_What this task involves_
Filter this material down to the lines that hold "tengo", copying each one.
▬▬▬▬▬▬
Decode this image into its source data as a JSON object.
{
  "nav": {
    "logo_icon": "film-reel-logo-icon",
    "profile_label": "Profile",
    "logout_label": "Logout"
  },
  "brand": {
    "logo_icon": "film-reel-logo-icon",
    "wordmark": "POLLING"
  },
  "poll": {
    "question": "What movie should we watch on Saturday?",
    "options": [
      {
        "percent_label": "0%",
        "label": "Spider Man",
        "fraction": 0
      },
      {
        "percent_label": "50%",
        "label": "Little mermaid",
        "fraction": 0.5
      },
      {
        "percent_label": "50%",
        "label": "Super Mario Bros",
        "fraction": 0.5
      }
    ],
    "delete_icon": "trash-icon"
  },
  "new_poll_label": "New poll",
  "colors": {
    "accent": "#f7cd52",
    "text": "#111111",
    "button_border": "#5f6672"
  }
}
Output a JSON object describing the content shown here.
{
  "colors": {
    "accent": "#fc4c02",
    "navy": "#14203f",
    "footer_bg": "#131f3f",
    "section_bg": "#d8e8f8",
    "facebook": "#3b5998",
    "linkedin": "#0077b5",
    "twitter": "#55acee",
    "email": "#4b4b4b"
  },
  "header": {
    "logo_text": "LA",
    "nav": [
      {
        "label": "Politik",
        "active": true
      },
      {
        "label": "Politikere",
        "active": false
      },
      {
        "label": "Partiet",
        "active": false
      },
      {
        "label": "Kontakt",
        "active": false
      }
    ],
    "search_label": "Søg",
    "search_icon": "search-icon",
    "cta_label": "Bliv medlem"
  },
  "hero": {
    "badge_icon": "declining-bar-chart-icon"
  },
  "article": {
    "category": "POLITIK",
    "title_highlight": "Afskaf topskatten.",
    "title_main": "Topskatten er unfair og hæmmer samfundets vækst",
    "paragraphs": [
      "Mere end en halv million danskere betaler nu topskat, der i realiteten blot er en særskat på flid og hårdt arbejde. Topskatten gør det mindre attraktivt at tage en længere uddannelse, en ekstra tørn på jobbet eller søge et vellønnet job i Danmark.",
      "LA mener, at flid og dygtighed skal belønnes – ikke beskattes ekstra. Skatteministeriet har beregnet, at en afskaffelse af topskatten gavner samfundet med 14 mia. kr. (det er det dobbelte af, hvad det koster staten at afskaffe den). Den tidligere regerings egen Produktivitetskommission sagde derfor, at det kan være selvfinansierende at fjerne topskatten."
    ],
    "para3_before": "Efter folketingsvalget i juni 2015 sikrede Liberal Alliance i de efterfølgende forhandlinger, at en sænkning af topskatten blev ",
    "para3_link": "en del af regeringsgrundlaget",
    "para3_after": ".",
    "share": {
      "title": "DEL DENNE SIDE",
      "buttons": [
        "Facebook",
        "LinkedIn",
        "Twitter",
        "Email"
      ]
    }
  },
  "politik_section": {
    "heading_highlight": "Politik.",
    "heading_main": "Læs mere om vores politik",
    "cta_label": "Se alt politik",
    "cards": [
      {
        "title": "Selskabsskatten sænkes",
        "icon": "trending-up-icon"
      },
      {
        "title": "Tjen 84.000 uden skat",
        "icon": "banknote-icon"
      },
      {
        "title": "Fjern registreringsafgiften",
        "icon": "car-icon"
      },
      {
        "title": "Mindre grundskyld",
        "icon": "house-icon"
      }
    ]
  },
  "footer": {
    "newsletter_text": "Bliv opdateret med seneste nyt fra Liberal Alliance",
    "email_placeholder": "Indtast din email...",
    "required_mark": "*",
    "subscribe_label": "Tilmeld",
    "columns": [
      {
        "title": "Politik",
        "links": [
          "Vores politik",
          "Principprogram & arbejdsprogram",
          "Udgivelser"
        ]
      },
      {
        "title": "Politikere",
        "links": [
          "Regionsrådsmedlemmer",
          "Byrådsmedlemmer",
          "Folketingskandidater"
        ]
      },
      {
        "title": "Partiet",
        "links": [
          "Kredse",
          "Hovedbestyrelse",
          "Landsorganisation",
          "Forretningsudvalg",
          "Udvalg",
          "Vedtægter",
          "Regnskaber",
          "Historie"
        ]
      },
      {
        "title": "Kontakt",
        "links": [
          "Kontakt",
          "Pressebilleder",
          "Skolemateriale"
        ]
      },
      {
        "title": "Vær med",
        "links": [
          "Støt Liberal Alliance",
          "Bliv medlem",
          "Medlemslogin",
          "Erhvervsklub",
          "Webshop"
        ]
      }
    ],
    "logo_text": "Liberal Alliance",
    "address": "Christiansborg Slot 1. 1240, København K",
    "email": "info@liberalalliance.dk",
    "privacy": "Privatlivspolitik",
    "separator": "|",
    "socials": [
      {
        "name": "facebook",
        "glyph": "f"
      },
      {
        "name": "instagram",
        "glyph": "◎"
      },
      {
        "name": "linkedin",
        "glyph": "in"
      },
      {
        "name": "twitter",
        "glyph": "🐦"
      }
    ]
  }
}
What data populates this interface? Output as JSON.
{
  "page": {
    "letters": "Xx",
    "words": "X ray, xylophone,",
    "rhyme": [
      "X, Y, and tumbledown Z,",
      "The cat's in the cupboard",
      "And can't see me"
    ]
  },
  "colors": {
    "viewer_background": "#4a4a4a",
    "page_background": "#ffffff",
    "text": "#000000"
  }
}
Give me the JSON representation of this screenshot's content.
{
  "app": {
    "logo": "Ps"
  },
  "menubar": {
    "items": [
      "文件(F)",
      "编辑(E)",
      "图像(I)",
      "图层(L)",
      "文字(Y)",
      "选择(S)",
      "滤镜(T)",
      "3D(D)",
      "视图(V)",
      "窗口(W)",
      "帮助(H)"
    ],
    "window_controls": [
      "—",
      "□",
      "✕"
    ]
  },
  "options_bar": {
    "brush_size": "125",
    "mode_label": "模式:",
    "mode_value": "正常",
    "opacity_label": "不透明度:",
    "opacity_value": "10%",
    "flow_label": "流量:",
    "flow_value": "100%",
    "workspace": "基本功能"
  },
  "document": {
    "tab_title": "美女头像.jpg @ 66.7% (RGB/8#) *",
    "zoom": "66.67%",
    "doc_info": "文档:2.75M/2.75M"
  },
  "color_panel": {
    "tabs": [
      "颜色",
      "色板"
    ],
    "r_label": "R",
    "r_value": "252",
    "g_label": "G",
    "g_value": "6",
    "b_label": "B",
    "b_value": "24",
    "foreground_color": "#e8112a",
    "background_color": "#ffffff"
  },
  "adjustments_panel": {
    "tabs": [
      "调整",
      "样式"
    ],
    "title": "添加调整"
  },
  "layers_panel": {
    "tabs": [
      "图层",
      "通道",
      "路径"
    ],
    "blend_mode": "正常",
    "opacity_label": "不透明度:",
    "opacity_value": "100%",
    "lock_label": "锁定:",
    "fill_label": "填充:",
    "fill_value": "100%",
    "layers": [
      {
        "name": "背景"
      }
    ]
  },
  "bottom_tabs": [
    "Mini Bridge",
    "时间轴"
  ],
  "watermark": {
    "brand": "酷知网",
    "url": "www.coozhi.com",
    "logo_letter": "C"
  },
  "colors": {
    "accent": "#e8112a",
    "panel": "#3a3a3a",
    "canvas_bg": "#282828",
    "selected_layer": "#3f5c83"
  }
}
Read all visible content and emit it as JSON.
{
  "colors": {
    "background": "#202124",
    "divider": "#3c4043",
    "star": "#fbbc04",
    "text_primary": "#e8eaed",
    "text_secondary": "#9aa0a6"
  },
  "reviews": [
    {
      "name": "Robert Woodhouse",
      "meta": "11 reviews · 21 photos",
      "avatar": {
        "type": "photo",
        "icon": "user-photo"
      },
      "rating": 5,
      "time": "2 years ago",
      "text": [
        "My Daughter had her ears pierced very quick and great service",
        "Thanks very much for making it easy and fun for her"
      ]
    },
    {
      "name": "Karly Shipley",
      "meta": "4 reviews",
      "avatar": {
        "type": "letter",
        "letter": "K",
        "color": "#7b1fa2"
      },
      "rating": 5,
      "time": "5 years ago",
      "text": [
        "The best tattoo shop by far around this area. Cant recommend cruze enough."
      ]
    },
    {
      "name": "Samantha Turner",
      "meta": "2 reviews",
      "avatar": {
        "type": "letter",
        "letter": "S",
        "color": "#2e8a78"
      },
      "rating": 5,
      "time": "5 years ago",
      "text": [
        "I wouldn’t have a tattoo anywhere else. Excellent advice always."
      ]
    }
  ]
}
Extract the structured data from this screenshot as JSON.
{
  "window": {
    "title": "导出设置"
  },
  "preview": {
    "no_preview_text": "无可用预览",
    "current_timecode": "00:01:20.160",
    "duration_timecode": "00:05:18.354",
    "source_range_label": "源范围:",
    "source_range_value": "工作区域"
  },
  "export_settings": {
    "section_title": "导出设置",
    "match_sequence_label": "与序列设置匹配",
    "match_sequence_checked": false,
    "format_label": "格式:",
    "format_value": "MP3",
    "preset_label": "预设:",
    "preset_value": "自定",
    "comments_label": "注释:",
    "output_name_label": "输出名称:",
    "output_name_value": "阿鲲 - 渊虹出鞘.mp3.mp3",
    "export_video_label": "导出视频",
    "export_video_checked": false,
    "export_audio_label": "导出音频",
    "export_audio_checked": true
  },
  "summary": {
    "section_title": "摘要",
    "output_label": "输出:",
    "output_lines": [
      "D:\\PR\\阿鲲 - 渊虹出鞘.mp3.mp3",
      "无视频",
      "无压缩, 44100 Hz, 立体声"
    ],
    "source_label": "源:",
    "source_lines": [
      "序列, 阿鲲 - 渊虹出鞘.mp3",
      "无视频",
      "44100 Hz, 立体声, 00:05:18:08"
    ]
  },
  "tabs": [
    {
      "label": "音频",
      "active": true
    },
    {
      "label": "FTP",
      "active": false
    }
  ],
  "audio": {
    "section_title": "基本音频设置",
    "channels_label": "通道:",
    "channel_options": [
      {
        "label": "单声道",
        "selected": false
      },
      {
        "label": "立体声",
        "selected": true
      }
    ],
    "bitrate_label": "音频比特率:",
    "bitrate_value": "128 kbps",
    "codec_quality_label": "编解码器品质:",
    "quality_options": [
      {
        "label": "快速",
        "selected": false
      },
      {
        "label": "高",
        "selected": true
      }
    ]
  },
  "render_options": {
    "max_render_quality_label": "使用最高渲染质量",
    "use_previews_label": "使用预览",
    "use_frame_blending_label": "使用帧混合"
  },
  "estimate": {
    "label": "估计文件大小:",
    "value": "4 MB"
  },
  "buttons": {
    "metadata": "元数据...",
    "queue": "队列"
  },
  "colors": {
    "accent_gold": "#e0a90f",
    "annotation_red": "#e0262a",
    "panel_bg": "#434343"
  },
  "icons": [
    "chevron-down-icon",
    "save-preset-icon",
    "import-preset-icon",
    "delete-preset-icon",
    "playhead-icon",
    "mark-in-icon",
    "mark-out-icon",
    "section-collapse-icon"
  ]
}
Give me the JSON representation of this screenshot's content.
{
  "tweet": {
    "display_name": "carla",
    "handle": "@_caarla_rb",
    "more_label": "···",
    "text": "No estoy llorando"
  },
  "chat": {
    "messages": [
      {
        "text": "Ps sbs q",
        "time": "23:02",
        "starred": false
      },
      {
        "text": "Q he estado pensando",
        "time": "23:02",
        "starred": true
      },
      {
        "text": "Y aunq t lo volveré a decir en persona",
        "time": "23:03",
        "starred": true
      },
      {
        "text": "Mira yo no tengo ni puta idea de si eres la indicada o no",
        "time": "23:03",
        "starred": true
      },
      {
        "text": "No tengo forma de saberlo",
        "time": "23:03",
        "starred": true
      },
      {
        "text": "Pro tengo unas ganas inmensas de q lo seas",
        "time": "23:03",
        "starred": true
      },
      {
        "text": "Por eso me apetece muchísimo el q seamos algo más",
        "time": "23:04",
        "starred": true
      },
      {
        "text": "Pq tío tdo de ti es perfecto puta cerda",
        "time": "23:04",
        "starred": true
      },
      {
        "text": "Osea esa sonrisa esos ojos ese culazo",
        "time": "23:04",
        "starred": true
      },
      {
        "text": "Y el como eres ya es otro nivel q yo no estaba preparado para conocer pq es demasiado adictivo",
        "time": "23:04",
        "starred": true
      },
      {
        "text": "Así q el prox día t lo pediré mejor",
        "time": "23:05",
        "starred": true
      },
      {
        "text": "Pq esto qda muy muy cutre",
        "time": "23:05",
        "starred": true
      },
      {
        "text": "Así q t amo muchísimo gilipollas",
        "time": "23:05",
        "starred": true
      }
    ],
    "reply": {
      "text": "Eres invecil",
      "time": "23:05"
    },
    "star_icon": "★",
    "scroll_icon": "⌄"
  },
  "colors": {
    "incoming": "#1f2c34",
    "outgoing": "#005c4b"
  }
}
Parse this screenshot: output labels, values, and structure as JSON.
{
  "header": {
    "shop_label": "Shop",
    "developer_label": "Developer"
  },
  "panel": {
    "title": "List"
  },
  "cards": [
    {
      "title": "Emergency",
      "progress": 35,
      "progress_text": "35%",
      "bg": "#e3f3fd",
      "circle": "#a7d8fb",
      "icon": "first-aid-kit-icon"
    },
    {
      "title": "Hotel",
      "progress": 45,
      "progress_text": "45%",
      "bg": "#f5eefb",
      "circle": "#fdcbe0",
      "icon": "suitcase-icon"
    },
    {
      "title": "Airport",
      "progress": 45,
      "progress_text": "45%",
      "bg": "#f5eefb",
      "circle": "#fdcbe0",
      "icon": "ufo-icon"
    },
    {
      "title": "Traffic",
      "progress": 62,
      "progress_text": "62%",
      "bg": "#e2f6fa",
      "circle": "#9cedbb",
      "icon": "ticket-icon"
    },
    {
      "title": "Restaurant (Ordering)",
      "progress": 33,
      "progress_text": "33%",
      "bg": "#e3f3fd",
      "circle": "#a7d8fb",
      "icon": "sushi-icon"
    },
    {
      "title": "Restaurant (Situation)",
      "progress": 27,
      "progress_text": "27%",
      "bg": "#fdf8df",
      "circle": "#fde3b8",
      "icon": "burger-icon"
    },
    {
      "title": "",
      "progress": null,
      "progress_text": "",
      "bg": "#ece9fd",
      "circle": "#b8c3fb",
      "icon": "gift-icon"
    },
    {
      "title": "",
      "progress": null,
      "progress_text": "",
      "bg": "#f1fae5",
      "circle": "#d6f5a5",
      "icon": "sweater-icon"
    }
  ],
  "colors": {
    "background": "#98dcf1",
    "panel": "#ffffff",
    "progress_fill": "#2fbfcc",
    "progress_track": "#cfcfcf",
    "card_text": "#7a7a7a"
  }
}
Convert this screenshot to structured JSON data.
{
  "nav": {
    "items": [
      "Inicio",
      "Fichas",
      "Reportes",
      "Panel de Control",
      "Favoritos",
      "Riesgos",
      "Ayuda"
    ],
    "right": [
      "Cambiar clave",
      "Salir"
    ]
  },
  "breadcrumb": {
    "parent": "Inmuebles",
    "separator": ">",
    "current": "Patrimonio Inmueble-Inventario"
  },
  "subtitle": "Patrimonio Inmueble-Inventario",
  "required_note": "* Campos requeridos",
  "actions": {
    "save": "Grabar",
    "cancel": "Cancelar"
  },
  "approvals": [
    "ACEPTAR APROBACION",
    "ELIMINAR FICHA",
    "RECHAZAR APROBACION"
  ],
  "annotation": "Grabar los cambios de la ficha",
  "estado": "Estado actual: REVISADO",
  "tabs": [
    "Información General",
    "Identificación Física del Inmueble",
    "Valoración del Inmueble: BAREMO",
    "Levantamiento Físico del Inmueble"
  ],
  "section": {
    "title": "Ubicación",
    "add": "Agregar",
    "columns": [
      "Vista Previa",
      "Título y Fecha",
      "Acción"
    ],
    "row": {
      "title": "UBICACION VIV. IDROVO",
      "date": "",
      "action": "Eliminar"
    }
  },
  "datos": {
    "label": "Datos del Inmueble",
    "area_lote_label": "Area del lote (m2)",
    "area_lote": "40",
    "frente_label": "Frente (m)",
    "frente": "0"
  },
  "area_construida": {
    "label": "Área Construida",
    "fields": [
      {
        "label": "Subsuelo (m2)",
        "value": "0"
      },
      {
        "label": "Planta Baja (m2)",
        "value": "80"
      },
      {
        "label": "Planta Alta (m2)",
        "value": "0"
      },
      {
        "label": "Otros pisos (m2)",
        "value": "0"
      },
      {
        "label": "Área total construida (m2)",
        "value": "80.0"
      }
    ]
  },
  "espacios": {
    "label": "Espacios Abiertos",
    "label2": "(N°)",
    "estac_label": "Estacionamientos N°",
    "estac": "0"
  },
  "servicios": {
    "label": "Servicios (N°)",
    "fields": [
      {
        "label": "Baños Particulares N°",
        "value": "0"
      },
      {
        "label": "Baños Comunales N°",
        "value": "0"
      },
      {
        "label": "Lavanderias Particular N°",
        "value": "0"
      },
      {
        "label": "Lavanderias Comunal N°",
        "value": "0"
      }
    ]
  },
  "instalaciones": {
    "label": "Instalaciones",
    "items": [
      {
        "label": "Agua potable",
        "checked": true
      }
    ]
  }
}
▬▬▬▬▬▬
_Completed task_
        "text": "Mira yo no tengo ni puta idea de si eres la indicada o no",
        "text": "No tengo forma de saberlo",
        "text": "Pro tengo unas ganas inmensas de q lo seas",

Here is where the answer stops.